PROMPT: Keeping every line intact, repeat the data word for word.
*** Block opens ***
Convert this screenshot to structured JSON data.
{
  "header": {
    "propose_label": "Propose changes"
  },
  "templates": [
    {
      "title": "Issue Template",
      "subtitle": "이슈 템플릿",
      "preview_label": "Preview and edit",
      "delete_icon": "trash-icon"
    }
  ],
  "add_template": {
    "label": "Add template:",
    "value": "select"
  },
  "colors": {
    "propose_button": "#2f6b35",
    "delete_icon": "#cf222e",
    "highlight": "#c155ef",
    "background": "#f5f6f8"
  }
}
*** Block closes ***
RESPONSE:
Convert this screenshot to structured JSON data.
{
  "header": {
    "propose_label": "Propose changes"
  },
  "templates": [
    {
      "title": "Issue Template",
      "subtitle": "이슈 템플릿",
      "preview_label": "Preview and edit",
      "delete_icon": "trash-icon"
    }
  ],
  "add_template": {
    "label": "Add template:",
    "value": "select"
  },
  "colors": {
    "propose_button": "#2f6b35",
    "delete_icon": "#cf222e",
    "highlight": "#c155ef",
    "background": "#f5f6f8"
  }
}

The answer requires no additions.